TASK:
Repeat the whole listing, keeping each line as it is.
### SUPPLIED ENTRIES ###
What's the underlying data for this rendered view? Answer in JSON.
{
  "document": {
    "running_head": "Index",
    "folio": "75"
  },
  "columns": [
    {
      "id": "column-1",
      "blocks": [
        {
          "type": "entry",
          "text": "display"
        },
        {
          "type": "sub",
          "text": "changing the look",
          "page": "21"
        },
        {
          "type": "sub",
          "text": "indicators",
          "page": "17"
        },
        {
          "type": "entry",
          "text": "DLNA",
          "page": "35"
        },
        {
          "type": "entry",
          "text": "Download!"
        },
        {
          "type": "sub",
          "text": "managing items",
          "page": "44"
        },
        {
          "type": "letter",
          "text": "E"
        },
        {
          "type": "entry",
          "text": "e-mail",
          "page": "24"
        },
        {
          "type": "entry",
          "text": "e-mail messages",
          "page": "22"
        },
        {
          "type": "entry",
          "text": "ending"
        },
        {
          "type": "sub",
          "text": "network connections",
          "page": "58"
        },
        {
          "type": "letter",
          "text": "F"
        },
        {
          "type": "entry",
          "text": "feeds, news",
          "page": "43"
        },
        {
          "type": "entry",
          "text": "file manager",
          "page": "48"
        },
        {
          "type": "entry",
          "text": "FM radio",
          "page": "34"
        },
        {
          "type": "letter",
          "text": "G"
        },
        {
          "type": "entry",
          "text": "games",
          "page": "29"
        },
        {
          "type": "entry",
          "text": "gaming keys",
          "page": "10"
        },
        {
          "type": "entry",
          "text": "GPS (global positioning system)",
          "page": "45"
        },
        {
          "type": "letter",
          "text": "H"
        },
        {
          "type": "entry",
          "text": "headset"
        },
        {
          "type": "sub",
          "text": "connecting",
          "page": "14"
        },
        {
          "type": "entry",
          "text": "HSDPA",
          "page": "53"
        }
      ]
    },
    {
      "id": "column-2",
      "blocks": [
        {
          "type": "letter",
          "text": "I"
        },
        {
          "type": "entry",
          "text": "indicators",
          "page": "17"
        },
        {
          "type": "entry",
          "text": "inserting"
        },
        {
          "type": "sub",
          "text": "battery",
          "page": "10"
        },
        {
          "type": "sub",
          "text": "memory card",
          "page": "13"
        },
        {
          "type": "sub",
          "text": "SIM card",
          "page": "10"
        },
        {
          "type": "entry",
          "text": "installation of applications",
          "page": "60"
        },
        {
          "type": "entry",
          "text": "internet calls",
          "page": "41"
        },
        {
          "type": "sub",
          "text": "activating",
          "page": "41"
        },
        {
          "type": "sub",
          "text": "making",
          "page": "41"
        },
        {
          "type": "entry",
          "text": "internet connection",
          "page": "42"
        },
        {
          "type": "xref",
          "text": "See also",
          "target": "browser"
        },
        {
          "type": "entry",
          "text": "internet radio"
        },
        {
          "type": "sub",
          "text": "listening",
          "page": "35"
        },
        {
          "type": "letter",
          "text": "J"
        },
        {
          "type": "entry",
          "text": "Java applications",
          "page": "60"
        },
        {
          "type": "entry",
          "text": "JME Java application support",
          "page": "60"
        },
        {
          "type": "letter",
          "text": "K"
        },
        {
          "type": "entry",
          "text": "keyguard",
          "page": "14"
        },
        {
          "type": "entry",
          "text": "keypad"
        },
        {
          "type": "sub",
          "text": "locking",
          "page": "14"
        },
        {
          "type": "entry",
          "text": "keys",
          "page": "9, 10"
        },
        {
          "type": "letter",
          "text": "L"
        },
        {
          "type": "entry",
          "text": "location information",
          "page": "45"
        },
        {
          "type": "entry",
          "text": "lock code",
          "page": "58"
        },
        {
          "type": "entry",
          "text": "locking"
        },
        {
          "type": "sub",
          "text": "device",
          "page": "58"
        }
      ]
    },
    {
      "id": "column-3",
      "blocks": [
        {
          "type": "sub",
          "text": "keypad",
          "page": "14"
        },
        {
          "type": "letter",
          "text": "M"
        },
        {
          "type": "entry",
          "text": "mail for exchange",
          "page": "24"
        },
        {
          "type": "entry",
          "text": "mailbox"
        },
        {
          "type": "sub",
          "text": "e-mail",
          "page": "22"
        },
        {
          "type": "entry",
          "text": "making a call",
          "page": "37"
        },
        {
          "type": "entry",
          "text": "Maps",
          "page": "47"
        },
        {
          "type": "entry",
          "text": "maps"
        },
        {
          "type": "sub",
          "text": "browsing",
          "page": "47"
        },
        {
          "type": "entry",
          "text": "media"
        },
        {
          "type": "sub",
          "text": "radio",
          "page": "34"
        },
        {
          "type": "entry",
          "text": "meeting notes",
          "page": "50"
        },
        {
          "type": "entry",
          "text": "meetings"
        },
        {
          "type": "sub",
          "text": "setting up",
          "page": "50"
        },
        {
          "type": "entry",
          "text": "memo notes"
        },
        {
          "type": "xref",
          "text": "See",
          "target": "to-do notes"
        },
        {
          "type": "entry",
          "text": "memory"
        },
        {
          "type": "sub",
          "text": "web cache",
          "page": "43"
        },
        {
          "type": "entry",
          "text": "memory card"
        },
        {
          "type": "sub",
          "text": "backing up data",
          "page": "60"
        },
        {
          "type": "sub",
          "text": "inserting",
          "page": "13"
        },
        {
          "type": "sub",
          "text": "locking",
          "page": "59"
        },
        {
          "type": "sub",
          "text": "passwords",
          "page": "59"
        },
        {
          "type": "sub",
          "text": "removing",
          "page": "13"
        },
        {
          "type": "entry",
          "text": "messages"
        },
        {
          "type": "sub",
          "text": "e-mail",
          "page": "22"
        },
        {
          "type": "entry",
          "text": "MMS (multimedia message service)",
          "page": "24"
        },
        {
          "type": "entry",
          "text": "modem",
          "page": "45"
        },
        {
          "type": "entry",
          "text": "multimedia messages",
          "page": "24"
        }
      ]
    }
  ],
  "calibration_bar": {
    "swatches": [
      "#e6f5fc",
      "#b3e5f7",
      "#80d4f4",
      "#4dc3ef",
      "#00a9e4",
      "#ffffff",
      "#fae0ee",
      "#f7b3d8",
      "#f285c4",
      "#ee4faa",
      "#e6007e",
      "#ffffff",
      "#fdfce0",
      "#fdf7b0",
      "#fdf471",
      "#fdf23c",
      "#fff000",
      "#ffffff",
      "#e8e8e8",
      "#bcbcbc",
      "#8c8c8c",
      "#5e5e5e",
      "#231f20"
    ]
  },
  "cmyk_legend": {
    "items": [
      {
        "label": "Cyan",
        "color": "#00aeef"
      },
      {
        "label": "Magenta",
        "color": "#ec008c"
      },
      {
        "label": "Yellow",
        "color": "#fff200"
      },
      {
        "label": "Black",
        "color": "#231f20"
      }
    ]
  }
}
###
TASK RESULT:
What's the underlying data for this rendered view? Answer in JSON.
{
  "document": {
    "running_head": "Index",
    "folio": "75"
  },
  "columns": [
    {
      "id": "column-1",
      "blocks": [
        {
          "type": "entry",
          "text": "display"
        },
        {
          "type": "sub",
          "text": "changing the look",
          "page": "21"
        },
        {
          "type": "sub",
          "text": "indicators",
          "page": "17"
        },
        {
          "type": "entry",
          "text": "DLNA",
          "page": "35"
        },
        {
          "type": "entry",
          "text": "Download!"
        },
        {
          "type": "sub",
          "text": "managing items",
          "page": "44"
        },
        {
          "type": "letter",
          "text": "E"
        },
        {
          "type": "entry",
          "text": "e-mail",
          "page": "24"
        },
        {
          "type": "entry",
          "text": "e-mail messages",
          "page": "22"
        },
        {
          "type": "entry",
          "text": "ending"
        },
        {
          "type": "sub",
          "text": "network connections",
          "page": "58"
        },
        {
          "type": "letter",
          "text": "F"
        },
        {
          "type": "entry",
          "text": "feeds, news",
          "page": "43"
        },
        {
          "type": "entry",
          "text": "file manager",
          "page": "48"
        },
        {
          "type": "entry",
          "text": "FM radio",
          "page": "34"
        },
        {
          "type": "letter",
          "text": "G"
        },
        {
          "type": "entry",
          "text": "games",
          "page": "29"
        },
        {
          "type": "entry",
          "text": "gaming keys",
          "page": "10"
        },
        {
          "type": "entry",
          "text": "GPS (global positioning system)",
          "page": "45"
        },
        {
          "type": "letter",
          "text": "H"
        },
        {
          "type": "entry",
          "text": "headset"
        },
        {
          "type": "sub",
          "text": "connecting",
          "page": "14"
        },
        {
          "type": "entry",
          "text": "HSDPA",
          "page": "53"
        }
      ]
    },
    {
      "id": "column-2",
      "blocks": [
        {
          "type": "letter",
          "text": "I"
        },
        {
          "type": "entry",
          "text": "indicators",
          "page": "17"
        },
        {
          "type": "entry",
          "text": "inserting"
        },
        {
          "type": "sub",
          "text": "battery",
          "page": "10"
        },
        {
          "type": "sub",
          "text": "memory card",
          "page": "13"
        },
        {
          "type": "sub",
          "text": "SIM card",
          "page": "10"
        },
        {
          "type": "entry",
          "text": "installation of applications",
          "page": "60"
        },
        {
          "type": "entry",
          "text": "internet calls",
          "page": "41"
        },
        {
          "type": "sub",
          "text": "activating",
          "page": "41"
        },
        {
          "type": "sub",
          "text": "making",
          "page": "41"
        },
        {
          "type": "entry",
          "text": "internet connection",
          "page": "42"
        },
        {
          "type": "xref",
          "text": "See also",
          "target": "browser"
        },
        {
          "type": "entry",
          "text": "internet radio"
        },
        {
          "type": "sub",
          "text": "listening",
          "page": "35"
        },
        {
          "type": "letter",
          "text": "J"
        },
        {
          "type": "entry",
          "text": "Java applications",
          "page": "60"
        },
        {
          "type": "entry",
          "text": "JME Java application support",
          "page": "60"
        },
        {
          "type": "letter",
          "text": "K"
        },
        {
          "type": "entry",
          "text": "keyguard",
          "page": "14"
        },
        {
          "type": "entry",
          "text": "keypad"
        },
        {
          "type": "sub",
          "text": "locking",
          "page": "14"
        },
        {
          "type": "entry",
          "text": "keys",
          "page": "9, 10"
        },
        {
          "type": "letter",
          "text": "L"
        },
        {
          "type": "entry",
          "text": "location information",
          "page": "45"
        },
        {
          "type": "entry",
          "text": "lock code",
          "page": "58"
        },
        {
          "type": "entry",
          "text": "locking"
        },
        {
          "type": "sub",
          "text": "device",
          "page": "58"
        }
      ]
    },
    {
      "id": "column-3",
      "blocks": [
        {
          "type": "sub",
          "text": "keypad",
          "page": "14"
        },
        {
          "type": "letter",
          "text": "M"
        },
        {
          "type": "entry",
          "text": "mail for exchange",
          "page": "24"
        },
        {
          "type": "entry",
          "text": "mailbox"
        },
        {
          "type": "sub",
          "text": "e-mail",
          "page": "22"
        },
        {
          "type": "entry",
          "text": "making a call",
          "page": "37"
        },
        {
          "type": "entry",
          "text": "Maps",
          "page": "47"
        },
        {
          "type": "entry",
          "text": "maps"
        },
        {
          "type": "sub",
          "text": "browsing",
          "page": "47"
        },
        {
          "type": "entry",
          "text": "media"
        },
        {
          "type": "sub",
          "text": "radio",
          "page": "34"
        },
        {
          "type": "entry",
          "text": "meeting notes",
          "page": "50"
        },
        {
          "type": "entry",
          "text": "meetings"
        },
        {
          "type": "sub",
          "text": "setting up",
          "page": "50"
        },
        {
          "type": "entry",
          "text": "memo notes"
        },
        {
          "type": "xref",
          "text": "See",
          "target": "to-do notes"
        },
        {
          "type": "entry",
          "text": "memory"
        },
        {
          "type": "sub",
          "text": "web cache",
          "page": "43"
        },
        {
          "type": "entry",
          "text": "memory card"
        },
        {
          "type": "sub",
          "text": "backing up data",
          "page": "60"
        },
        {
          "type": "sub",
          "text": "inserting",
          "page": "13"
        },
        {
          "type": "sub",
          "text": "locking",
          "page": "59"
        },
        {
          "type": "sub",
          "text": "passwords",
          "page": "59"
        },
        {
          "type": "sub",
          "text": "removing",
          "page": "13"
        },
        {
          "type": "entry",
          "text": "messages"
        },
        {
          "type": "sub",
          "text": "e-mail",
          "page": "22"
        },
        {
          "type": "entry",
          "text": "MMS (multimedia message service)",
          "page": "24"
        },
        {
          "type": "entry",
          "text": "modem",
          "page": "45"
        },
        {
          "type": "entry",
          "text": "multimedia messages",
          "page": "24"
        }
      ]
    }
  ],
  "calibration_bar": {
    "swatches": [
      "#e6f5fc",
      "#b3e5f7",
      "#80d4f4",
      "#4dc3ef",
      "#00a9e4",
      "#ffffff",
      "#fae0ee",
      "#f7b3d8",
      "#f285c4",
      "#ee4faa",
      "#e6007e",
      "#ffffff",
      "#fdfce0",
      "#fdf7b0",
      "#fdf471",
      "#fdf23c",
      "#fff000",
      "#ffffff",
      "#e8e8e8",
      "#bcbcbc",
      "#8c8c8c",
      "#5e5e5e",
      "#231f20"
    ]
  },
  "cmyk_legend": {
    "items": [
      {
        "label": "Cyan",
        "color": "#00aeef"
      },
      {
        "label": "Magenta",
        "color": "#ec008c"
      },
      {
        "label": "Yellow",
        "color": "#fff200"
      },
      {
        "label": "Black",
        "color": "#231f20"
      }
    ]
  }
}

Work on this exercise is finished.